The negative consequences of limiting property taxes

The NY Times has an interesting piece today on cities trying to help long-time homeowners whose property taxes are going up as a result of gentrification.

Here’s the money quote:

“The initiatives, planned or underway in Boston, Philadelphia, Washington, Pittsburgh and other cities, are centered on reducing or freezing property taxes for such homeowners in an effort to promote neighborhood stability, preserve character and provide a dividend of sorts to those who have stayed through years of high crime, population loss and declining property values, officials say.”

Here’s what the cities are trying to prevent: Area gets better, new people move in, prices go up, property taxes get re-assessed upwards, existing residents can’t afford to pay, existing residents sell and move-on, community suffers.

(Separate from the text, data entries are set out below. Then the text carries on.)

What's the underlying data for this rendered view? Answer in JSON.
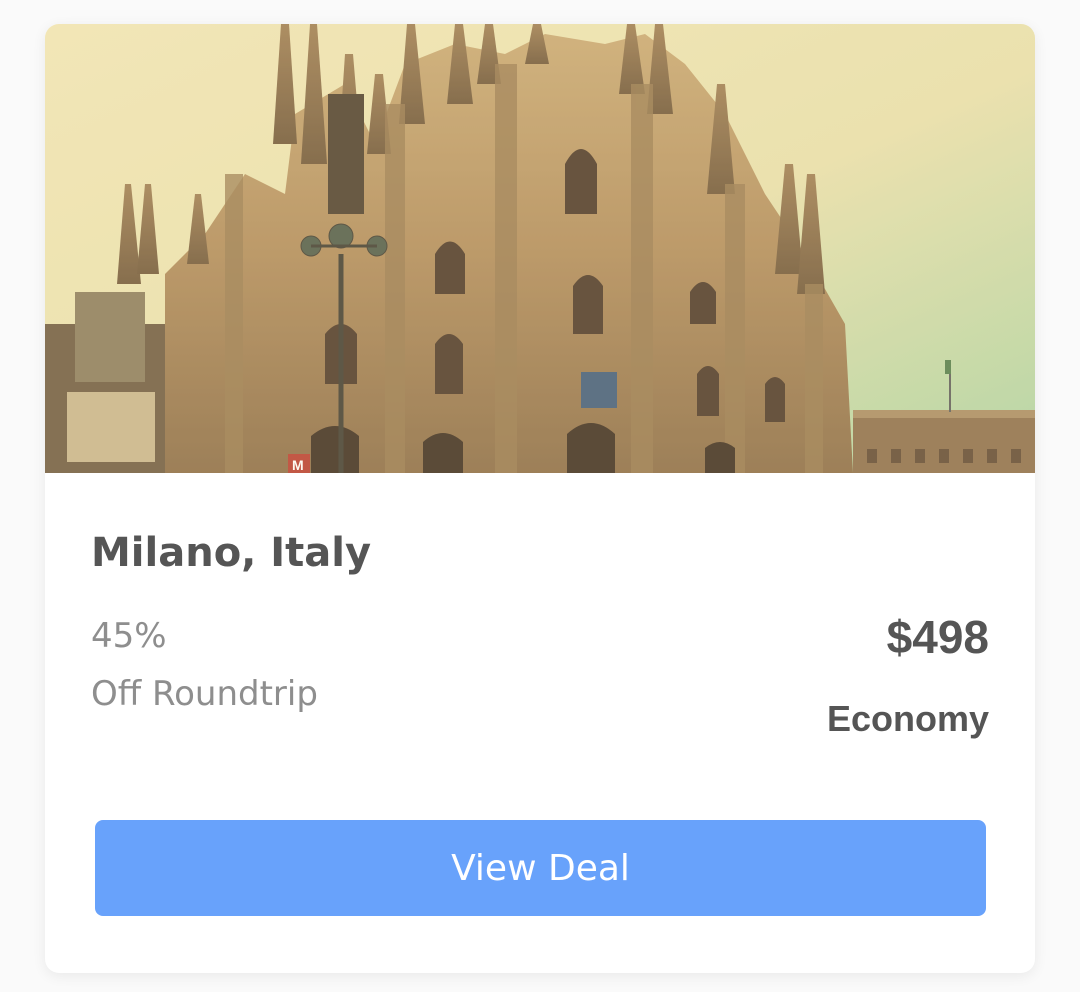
{
  "card": {
    "image_alt": "Milan Cathedral",
    "destination": "Milano, Italy",
    "discount_percent": "45%",
    "discount_label": "Off Roundtrip",
    "price": "$498",
    "cabin_class": "Economy",
    "cta_label": "View Deal"
  },
  "colors": {
    "button": "#68a2fb",
    "title": "#555555",
    "muted": "#8e8e8e"
  }
}
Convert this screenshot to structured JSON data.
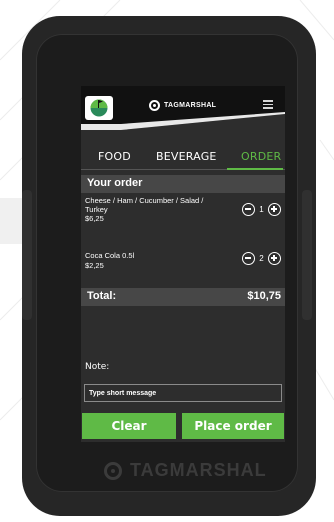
{
  "app": {
    "brand_name": "TAGMARSHAL",
    "device_brand": "TAGMARSHAL"
  },
  "tabs": [
    {
      "label": "FOOD",
      "active": false
    },
    {
      "label": "BEVERAGE",
      "active": false
    },
    {
      "label": "ORDER",
      "active": true
    }
  ],
  "order": {
    "title": "Your order",
    "items": [
      {
        "name": "Cheese / Ham / Cucumber / Salad / Turkey",
        "price": "$6,25",
        "quantity": "1"
      },
      {
        "name": "Coca Cola 0.5l",
        "price": "$2,25",
        "quantity": "2"
      }
    ],
    "total_label": "Total:",
    "total_value": "$10,75"
  },
  "note": {
    "label": "Note:",
    "placeholder": "Type short message"
  },
  "buttons": {
    "clear": "Clear",
    "place_order": "Place order"
  },
  "colors": {
    "accent": "#5fba46",
    "screen_bg": "#2d2d2d",
    "bar_bg": "#474747",
    "device": "#262626"
  }
}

In California, Prop 13 protects homeowners in this situation, because property taxes are pegged at roughly 1.25% of the purchase price and can only be increased by a maximum of 2% annually thereafter. So, price increases of more than 2% annually have no effect on CA property taxes. (For more on Prop 13 and its implications for property owners, read this and this.)

But our experience with property tax limitations in CA does point to one interesting problem with the policies contemplated by the above-referenced cities: If you limit property tax increases, you dramatically slow the rate at which neighborhoods improve.

To illustrate why, consider two examples:

1. The case of the vacant lots on La Brea, just south of Wilshire. (If you’re too lazy to click the link: There are vacant lots on La Brea, an incredibly important and valuable street, because the prop taxes are low so the owner has no incentive to sell or develop himself); and

2. All over the city, but particularly in Silver Lake and Echo Park, there are people who bought their homes in the 1980s for peanuts. Many of these homes have now fallen into disrepair because the owners are insufficiently well-capitalized to maintain them. These owners almost never sell, because they are living for very, very little. So, their properties will remain eye-sores in perpetuity.


So, if cities are going to opt to help the original owners stay, they ought to put in place some standards for property upkeep and, possibly, a program to help pay for upkeep if the owners can’t afford it.